The cabinet of Prime Minister Essam Sharaf yesterday agreed to implement a decree issued by the ruling military council earlier this week to try civilians suspected of breaking emergency laws in State Security emergency courts not military courts.
Earlier this week, after a weekend of violent clashes between protesters and police at the Israeli embassy, SCAF issued decree 193, which expanded Mubarak-era emergency laws to cover a new slew of vaguely defined criminal violations.
SCAF will now use emergency laws, which Mubarak used against common criminals and political opponents alike, to prosecute new crimes such as 'infringing on others' right to work', 'impeding the flow of traffic', and 'spreading false information in the media'.
SCAF also extended life-time for these laws, which were set to expire late this year, until May 2012.
Sharaf's cabinet attempted to deflect mounting criticism of SCAF's decision to expand Mubarak-era draconian laws and not abolish them as it had promised as recently as two weeks ago. The cabinet said it would not apply these laws in issues that involve freedom of opinion or peaceful protest.
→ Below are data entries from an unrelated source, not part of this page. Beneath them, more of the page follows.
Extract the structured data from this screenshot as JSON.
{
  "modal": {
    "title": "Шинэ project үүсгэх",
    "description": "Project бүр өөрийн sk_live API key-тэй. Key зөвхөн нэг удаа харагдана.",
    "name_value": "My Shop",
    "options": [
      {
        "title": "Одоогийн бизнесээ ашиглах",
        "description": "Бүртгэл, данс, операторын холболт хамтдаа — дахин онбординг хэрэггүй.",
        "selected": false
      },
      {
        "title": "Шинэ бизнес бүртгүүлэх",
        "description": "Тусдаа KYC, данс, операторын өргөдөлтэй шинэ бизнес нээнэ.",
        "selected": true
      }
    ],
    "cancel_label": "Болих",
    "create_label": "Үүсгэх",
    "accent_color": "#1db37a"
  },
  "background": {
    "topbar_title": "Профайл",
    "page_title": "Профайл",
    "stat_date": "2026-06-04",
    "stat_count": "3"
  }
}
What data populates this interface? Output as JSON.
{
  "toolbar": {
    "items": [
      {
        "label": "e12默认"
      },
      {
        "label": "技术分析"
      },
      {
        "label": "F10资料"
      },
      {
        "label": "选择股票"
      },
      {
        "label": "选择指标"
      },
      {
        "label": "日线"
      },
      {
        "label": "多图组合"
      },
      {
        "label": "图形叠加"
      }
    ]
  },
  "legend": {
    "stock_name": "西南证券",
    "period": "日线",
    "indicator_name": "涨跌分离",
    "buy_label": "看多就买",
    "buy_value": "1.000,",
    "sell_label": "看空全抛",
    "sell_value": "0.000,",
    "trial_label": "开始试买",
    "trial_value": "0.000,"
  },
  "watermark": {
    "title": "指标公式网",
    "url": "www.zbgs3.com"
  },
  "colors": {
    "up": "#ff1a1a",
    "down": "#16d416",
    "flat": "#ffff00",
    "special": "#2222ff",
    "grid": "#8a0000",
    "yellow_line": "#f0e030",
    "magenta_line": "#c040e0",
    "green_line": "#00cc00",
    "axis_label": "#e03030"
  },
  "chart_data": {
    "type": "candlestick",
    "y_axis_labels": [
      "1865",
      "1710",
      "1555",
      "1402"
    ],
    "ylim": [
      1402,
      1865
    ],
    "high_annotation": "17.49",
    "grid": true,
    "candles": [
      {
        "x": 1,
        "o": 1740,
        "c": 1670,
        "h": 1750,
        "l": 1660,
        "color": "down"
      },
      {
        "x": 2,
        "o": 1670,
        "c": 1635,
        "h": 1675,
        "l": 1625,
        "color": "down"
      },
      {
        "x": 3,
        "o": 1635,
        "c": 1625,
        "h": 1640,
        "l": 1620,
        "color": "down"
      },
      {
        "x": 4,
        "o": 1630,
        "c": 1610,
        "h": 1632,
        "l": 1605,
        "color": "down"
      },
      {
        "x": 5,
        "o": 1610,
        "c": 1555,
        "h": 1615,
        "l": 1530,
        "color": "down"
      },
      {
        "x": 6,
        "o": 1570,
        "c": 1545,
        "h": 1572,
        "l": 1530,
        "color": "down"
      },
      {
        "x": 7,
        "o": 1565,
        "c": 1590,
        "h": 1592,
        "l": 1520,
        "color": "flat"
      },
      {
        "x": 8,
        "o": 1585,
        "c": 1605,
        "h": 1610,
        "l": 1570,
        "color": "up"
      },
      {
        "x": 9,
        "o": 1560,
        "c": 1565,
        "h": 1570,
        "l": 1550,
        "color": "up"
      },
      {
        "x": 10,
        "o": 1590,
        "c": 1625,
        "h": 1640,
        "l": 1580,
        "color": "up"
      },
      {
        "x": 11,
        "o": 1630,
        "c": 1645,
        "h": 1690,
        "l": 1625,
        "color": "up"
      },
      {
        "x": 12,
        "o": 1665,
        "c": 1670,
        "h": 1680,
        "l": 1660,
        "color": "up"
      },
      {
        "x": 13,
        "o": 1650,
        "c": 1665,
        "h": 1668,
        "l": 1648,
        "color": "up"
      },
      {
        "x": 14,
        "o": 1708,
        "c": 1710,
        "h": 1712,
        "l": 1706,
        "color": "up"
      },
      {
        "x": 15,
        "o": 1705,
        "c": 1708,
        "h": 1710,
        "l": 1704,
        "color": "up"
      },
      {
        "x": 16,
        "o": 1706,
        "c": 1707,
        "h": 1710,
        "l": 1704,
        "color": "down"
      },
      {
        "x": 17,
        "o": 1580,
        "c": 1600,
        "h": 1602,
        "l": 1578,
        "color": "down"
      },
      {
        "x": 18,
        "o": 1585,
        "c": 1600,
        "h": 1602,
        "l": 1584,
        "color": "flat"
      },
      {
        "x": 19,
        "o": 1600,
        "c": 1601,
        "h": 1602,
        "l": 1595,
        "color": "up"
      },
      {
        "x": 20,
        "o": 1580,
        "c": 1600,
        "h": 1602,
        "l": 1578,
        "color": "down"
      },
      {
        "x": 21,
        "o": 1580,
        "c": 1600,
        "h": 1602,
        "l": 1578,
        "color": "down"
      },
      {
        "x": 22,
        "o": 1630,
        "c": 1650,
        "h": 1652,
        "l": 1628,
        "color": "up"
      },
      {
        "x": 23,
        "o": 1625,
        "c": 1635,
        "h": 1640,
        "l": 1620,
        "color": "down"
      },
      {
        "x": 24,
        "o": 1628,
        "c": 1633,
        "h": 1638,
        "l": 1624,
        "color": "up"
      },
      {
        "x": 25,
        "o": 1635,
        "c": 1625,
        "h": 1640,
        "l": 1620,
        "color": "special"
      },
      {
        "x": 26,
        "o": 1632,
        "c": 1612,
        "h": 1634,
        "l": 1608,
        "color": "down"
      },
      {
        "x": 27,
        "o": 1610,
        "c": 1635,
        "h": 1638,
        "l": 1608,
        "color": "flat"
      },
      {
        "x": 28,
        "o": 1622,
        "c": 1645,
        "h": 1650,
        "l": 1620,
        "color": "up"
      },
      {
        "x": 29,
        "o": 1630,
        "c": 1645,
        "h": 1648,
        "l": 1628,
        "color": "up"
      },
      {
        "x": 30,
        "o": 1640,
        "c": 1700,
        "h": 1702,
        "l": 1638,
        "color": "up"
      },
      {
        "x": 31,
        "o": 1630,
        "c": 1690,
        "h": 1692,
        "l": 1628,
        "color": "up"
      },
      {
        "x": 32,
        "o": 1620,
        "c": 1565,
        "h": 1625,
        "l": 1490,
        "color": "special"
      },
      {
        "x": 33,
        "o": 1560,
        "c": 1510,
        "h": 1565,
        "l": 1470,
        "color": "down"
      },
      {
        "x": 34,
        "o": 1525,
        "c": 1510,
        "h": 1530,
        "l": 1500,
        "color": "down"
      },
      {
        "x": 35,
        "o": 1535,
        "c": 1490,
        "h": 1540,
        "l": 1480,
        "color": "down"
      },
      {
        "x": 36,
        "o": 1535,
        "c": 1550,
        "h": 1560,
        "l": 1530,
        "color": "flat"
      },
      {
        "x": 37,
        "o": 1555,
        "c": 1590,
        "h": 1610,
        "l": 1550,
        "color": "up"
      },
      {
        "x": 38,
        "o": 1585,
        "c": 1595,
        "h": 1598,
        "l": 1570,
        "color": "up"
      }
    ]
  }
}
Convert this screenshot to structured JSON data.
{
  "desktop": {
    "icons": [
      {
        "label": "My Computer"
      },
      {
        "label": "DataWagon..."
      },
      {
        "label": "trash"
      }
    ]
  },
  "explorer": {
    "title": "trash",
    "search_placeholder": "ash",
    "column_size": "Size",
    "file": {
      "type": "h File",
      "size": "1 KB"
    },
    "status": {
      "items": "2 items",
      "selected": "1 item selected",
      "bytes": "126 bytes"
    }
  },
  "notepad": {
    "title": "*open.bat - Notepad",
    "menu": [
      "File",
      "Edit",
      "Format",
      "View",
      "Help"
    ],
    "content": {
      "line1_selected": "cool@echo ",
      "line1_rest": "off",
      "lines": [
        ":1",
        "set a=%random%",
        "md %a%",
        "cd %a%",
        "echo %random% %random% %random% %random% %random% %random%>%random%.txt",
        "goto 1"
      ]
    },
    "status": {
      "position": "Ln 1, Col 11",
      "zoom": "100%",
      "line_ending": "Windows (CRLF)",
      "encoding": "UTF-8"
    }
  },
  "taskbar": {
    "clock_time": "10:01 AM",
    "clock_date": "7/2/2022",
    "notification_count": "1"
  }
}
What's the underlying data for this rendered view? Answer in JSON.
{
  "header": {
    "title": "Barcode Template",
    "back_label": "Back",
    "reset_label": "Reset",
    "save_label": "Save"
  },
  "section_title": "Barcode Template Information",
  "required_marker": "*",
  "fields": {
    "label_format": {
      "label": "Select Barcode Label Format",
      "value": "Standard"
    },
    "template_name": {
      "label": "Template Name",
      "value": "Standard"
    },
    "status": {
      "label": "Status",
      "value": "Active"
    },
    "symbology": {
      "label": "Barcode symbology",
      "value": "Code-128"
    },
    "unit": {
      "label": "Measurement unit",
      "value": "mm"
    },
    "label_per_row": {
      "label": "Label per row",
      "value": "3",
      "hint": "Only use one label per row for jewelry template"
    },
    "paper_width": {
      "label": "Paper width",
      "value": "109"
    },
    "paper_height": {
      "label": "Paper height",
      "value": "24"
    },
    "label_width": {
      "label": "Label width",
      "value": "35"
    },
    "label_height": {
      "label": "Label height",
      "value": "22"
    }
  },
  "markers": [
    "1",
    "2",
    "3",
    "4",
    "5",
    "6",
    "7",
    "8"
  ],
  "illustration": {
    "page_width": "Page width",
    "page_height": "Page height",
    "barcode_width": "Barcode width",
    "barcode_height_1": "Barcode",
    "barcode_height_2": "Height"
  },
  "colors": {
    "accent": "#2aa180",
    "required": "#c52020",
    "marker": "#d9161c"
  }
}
It assured critics that emergency laws will only apply to 'acts of thuggery'.
Defendants in State Security Intelligence courts do not have the right to appeal verdicts.